The iPhone 13 Pro Max to sport unique main camera and more efficient Apple A15 chip
It seems that Apple will again set the Pro Max model apart from the rest of the iPhone 13 crowd by equipping it with a better main camera, or at least better lens. That's what Apple analyst Ming-Chi Kuo has advised in a note to clients, and he tips that the lens aperture of the iPhone 13 Pro Max's main camera will widen to f/1.5 from the current f/1.6 on the 12 Pro Max, letting more light in, and potentially improving night and indoor photography with the handset.
The iPhone 13 Pro Max is also rumored to have a larger main camera sensor than the rest of the 2021 iPhone gang, just as its predecessor, while what's in the 12 Pro Max now is set to end up as main camera in the 13 mini, 13, and 13 Pro, or whatever Apple calls them.
Couple these main camera sensor improvements with the new ƒ/1.8 aperture for the ultrawide camera on all four new iPhones (vs the ƒ/2.4 aperture on the iPhone 12), and the sensor-shift stabilization trickling down to all 2021 models, and the iPhone 13 series is shaping up as a bigger upgrade in the camera department than expected. By the way, here's everything we know about the iPhone 13 camera so far.

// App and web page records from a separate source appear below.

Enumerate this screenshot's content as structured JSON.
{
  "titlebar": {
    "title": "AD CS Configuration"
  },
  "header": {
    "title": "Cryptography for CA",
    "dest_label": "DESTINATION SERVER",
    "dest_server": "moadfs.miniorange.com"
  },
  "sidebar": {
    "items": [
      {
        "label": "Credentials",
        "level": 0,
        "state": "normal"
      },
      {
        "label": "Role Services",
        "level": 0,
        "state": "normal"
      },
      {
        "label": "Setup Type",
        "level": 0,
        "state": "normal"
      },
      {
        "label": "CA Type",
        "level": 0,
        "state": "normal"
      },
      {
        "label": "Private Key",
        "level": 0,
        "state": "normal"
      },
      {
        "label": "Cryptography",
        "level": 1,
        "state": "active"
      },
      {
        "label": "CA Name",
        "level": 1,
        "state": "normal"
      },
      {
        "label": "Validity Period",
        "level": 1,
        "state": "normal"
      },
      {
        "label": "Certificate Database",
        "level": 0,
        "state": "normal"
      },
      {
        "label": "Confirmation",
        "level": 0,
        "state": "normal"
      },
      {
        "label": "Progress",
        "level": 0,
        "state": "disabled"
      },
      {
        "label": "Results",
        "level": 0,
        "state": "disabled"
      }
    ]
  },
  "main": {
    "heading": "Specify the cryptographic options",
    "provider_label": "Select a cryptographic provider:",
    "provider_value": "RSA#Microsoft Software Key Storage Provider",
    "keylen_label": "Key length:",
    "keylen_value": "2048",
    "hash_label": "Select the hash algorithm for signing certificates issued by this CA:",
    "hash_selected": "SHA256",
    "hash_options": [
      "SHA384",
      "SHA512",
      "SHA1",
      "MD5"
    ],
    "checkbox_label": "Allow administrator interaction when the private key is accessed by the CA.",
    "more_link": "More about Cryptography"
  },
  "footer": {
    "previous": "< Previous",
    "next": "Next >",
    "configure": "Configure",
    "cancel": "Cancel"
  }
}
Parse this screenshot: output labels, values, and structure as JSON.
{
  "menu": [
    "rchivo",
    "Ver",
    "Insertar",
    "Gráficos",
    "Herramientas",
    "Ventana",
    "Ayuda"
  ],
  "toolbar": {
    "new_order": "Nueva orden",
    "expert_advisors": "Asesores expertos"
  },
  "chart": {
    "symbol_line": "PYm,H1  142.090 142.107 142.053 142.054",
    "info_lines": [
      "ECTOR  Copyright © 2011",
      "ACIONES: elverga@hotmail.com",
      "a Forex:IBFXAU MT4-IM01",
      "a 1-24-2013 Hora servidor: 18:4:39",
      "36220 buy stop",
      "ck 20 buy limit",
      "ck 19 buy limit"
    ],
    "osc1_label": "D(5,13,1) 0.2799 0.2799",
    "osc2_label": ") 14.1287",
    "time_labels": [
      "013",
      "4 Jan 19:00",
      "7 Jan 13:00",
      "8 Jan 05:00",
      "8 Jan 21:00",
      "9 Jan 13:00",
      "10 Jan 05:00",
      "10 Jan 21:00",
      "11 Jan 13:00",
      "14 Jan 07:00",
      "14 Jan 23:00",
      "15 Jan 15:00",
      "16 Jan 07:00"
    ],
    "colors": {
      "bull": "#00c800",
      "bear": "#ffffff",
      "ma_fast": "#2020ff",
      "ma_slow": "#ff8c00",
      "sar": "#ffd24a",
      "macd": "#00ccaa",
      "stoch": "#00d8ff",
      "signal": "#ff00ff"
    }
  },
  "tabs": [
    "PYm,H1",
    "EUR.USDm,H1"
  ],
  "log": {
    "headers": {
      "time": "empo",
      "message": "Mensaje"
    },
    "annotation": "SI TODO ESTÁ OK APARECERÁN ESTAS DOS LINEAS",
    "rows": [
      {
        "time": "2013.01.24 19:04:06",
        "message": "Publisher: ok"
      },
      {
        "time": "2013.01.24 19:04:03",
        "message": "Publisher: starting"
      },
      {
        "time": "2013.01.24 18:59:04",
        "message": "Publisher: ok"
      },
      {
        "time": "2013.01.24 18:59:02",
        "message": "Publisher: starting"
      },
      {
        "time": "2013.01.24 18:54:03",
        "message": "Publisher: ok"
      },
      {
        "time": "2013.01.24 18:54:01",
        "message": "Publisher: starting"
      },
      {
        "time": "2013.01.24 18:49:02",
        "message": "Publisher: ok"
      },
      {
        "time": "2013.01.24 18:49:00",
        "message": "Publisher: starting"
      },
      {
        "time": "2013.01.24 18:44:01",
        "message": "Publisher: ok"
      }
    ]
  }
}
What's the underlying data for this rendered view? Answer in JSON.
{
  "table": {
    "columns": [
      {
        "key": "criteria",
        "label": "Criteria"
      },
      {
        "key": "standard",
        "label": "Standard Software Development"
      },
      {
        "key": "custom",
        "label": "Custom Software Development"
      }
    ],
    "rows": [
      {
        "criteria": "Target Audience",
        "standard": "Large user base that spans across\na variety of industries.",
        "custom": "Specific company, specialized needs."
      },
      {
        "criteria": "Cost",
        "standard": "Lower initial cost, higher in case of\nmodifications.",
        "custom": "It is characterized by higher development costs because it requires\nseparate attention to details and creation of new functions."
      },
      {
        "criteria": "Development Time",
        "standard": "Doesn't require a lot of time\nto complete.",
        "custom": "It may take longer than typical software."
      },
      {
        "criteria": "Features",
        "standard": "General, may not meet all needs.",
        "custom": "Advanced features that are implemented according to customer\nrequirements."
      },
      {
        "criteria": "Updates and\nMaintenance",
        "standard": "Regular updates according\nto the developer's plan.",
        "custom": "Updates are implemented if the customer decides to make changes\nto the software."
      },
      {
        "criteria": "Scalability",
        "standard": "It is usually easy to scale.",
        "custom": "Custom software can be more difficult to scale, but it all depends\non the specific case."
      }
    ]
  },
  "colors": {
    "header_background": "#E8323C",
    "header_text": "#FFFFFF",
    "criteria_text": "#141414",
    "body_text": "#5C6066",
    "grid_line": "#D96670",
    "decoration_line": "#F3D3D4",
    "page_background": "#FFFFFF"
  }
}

Apple iPhone 13's A15 vs iPhone 12's A14 processor battery and performance gains
On the other hand, Apple's TSMC processor foundry is gearing up to start the iPhone 13 chipset production in May, reports Digitimes, with a second-generation 5nm process dubbed N5P. In comparison to the current process that the chips in the iPhone 12 series are made with, N5P bring power consumption, transistor density, and performance improvements.
As a rule of thumb, those second-gen tapeouts further refine the gains achieved with the first generation, as happened with the 7nm process, rather than introduce some breathtaking technology jumps which are getting harder and harder with each production node shrink.
During the N5P introduction to investors, TSMC stated that the second generation process node will let manufacturers pick either a a 15% better power efficiency, or 7% performance boost.
At this point in Apple's A-series processor development, however, the silicon is so powerful that the company even started producing M1 laptops with it, putting Intel's entire business model in jeopardy strong enough to warrant a negative ad campaign.
That is why Apple usually opts for efficiency rather than performance gains within different generations of the same processor nodes, so we can expect a very modest bump in the Apple A15 vs A14 performance scores, and a more significant 10-15% power draw reduction.
It's a constant tradeoff that phone makers have now become very accustomed to, as each subsequent mobile generation lets them pick between raw power or power draw optimization, and they meet somewhere in the middle since phones are already fast enough for anything you throw at them.
The report also states that TSMC is ready to start a new 4nm node that will begin risk production in by the end of this year, and will see mass volume in 2022. It is rumored to be for the Apple M2 laptop, however, rather than the iPhone 14 but there's plenty of time for Apple to decide.